EXTRACTED DATA section start

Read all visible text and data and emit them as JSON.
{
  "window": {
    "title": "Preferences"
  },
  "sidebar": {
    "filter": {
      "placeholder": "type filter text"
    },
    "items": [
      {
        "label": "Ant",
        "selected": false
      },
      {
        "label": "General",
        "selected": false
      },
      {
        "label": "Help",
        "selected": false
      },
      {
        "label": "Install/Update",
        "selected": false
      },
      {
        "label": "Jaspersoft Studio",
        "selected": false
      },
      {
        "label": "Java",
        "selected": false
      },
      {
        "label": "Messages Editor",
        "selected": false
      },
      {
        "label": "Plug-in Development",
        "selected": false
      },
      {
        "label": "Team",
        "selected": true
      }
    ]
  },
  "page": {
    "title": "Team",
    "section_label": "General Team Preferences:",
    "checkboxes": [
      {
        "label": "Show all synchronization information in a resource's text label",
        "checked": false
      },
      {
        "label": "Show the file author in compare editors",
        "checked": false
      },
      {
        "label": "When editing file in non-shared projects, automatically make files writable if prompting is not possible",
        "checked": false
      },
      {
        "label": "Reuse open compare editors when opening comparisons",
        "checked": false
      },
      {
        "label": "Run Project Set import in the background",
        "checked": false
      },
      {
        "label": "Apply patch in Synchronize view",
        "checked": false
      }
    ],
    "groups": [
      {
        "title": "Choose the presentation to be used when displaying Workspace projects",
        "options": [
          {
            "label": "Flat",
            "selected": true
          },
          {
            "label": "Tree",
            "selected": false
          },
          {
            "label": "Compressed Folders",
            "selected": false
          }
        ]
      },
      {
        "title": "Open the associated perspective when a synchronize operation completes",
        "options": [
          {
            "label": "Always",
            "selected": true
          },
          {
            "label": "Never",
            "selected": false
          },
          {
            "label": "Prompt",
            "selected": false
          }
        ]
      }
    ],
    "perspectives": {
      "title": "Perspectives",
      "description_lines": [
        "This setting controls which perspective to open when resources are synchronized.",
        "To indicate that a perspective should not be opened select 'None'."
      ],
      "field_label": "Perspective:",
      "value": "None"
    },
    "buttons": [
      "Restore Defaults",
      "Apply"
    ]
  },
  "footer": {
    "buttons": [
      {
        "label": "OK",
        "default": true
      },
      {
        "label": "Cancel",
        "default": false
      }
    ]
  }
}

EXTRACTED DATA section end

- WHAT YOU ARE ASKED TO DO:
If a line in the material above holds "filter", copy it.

- RESULT:
    "filter": {
      "placeholder": "type filter text"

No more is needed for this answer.